A couple of people have asked ‘why?’.  Why would you take them abroad, out of school, away from family, where they could get sick / ill? From a faith position, both Carwyn and I felt a clear sense of calling to come on this trip.  We worship a great God and it's our responsibility to go when He tells us to go and trust Him with the details. Amazingly, each of the small details has been taken care of, with door after door opening, making it clear this was where we should be and what we should be doing.

Carwyn travelled out a week before us to get things organised and prepared.  However, this meant me traveling on my own with the two children. I was slightly nervous about this, but every step of the way I was helped, supported and loved by those around me.  One lady commented to me that she had been annoyed when she sat behind me, expecting the kids to be a nightmare crying etc., but in her words said they'd been perfect. This is down to nothing but a miracle :)

Another little miracle...I arrived in Nairobi and had a two hour lay over before catching another plane to Uganda. I got J's tablet out to entertain him and saw it was on 11% battery (nightmare!).  We still had 2 hours of lay over and then another plane journey.  It would be difficult to manage the two of them without the help of some media entertainment :-). I sent up an arrow prayer that it would last. When we landed in Entebbe (Uganda), 3 hours later, it still had 11% battery. Praise God. Prayer does work.

We slept over night in Entebbe and then caught a Mission Aviation Fellowship flight up north.
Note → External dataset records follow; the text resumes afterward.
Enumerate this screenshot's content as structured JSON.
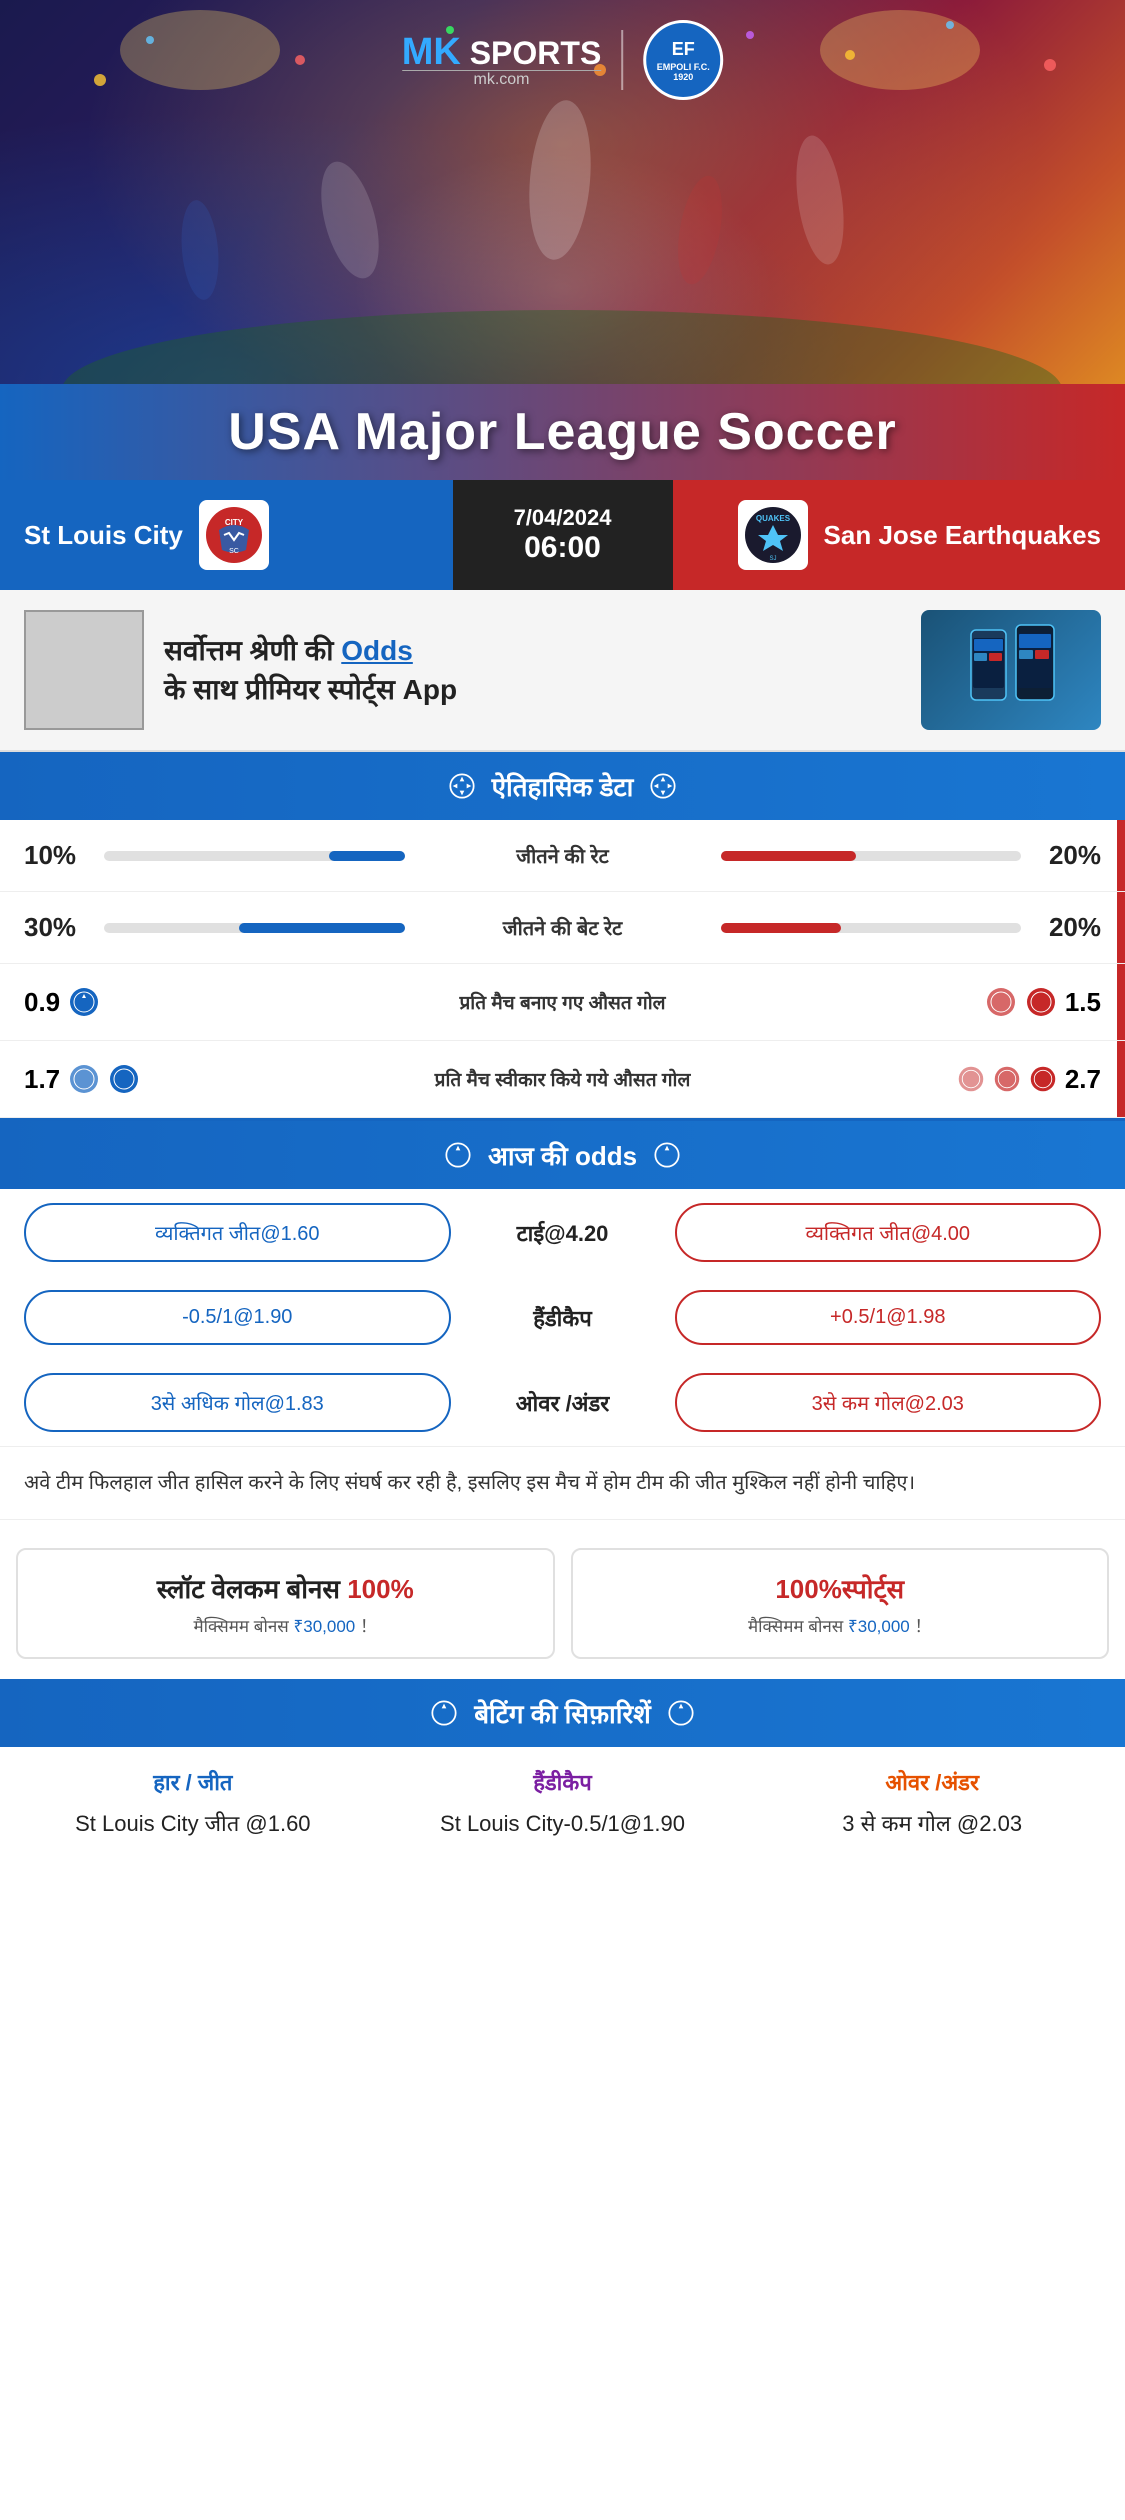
{
  "brand": {
    "name": "MK",
    "sports": "SPORTS",
    "domain": "mk.com",
    "partner": "EMPOLI F.C.",
    "partner_year": "1920"
  },
  "hero": {
    "league": "USA Major League Soccer"
  },
  "match": {
    "home_team": "St Louis City",
    "away_team": "San Jose Earthquakes",
    "away_team_short": "QUAKES",
    "date": "7/04/2024",
    "time": "06:00"
  },
  "promo": {
    "text": "सर्वोत्तम श्रेणी की Odds के साथ प्रीमियर स्पोर्ट्स App",
    "highlight_word": "Odds"
  },
  "sections": {
    "historical": "ऐतिहासिक डेटा",
    "odds": "आज की odds",
    "betting_recs": "बेटिंग की सिफ़ारिशें"
  },
  "stats": [
    {
      "label": "जीतने की रेट",
      "left_val": "10%",
      "right_val": "20%",
      "left_fill": 25,
      "right_fill": 45
    },
    {
      "label": "जीतने की बेट रेट",
      "left_val": "30%",
      "right_val": "20%",
      "left_fill": 55,
      "right_fill": 40
    }
  ],
  "goals_stats": [
    {
      "label": "प्रति मैच बनाए गए औसत गोल",
      "left_val": "0.9",
      "right_val": "1.5",
      "left_balls": 1,
      "right_balls": 2
    },
    {
      "label": "प्रति मैच स्वीकार किये गये औसत गोल",
      "left_val": "1.7",
      "right_val": "2.7",
      "left_balls": 2,
      "right_balls": 3
    }
  ],
  "odds": {
    "home_win": "व्यक्तिगत जीत@1.60",
    "tie": "टाई@4.20",
    "away_win": "व्यक्तिगत जीत@4.00",
    "handicap_home": "-0.5/1@1.90",
    "handicap_label": "हैंडीकैप",
    "handicap_away": "+0.5/1@1.98",
    "over_home": "3से अधिक गोल@1.83",
    "over_label": "ओवर /अंडर",
    "over_away": "3से कम गोल@2.03"
  },
  "analysis": "अवे टीम फिलहाल जीत हासिल करने के लिए संघर्ष कर रही है, इसलिए इस मैच में होम टीम की जीत मुश्किल नहीं होनी चाहिए।",
  "bonus": [
    {
      "title": "स्लॉट वेलकम बोनस 100%",
      "subtitle": "मैक्सिमम बोनस ₹30,000  ！",
      "type": "slot"
    },
    {
      "title": "100%स्पोर्ट्स",
      "subtitle": "मैक्सिमम बोनस  ₹30,000 ！",
      "type": "sports"
    }
  ],
  "betting_recommendations": [
    {
      "type": "हार / जीत",
      "value": "St Louis City जीत @1.60",
      "color": "blue"
    },
    {
      "type": "हैंडीकैप",
      "value": "St Louis City-0.5/1@1.90",
      "color": "purple"
    },
    {
      "type": "ओवर /अंडर",
      "value": "3 से कम गोल @2.03",
      "color": "orange"
    }
  ]
}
This would have been a ten hour journey in the car with the children so a 1.5 hour flight was much easier and quicker. We landed on a small airfield on the edge of the town by a school. Planes don’t land a lot so it caused great excitement. We then went to our new rented home in Moyo which is the nearest town to the refugee camps.

We have settled in well, getting used to the heat and mosquitos with the children enjoying getting to know a new culture.

Today, after much work and prayer, we finally got permission to start our activities in the refugee camps (a huge answer to prayer and a great relief for Carwyn!).  However, the Baptist Convention of South Sudan also have permission to host missionaries in the camps, so we were allowed to go to a refugee church on Sunday as guests, rather than in a work capacity.

We took the children and in true fashion, the car broke down on the way (almost a daily occurrence this week!)  Fortunately, some dear friends happened to be driving a few minutes behind us so picked us up.  We arrived to a make shift building with tauplain and bamboo sticks. You could hear the singing from the car. We enetered the building and were overcome by what we saw - beautiful people singing and praising. Most wearing a mismatch of clothes and shoes, all desperately poor. All were refugees forced to flee their home towns because of the fighting in recent months.

After being processed as refugees, they were dropped off with a ration pack to a piece of land; an area which would now be their home. Despite having nothing and many clearly having faced great trauma, it was so wonderful and humbling to worship together, witnessing them give all they had emotionally, spiritually and physically to this service.  There must have been 100+ children through out the service at different points and I was struck by these little ones.  Apparently about 85% of those in camps are women and children.  Following todays good news on our Government approval to commence with work, we're now looking forward to start helping some of these families more directly in the coming months.

Please pop back soon to hear more news of how things are going.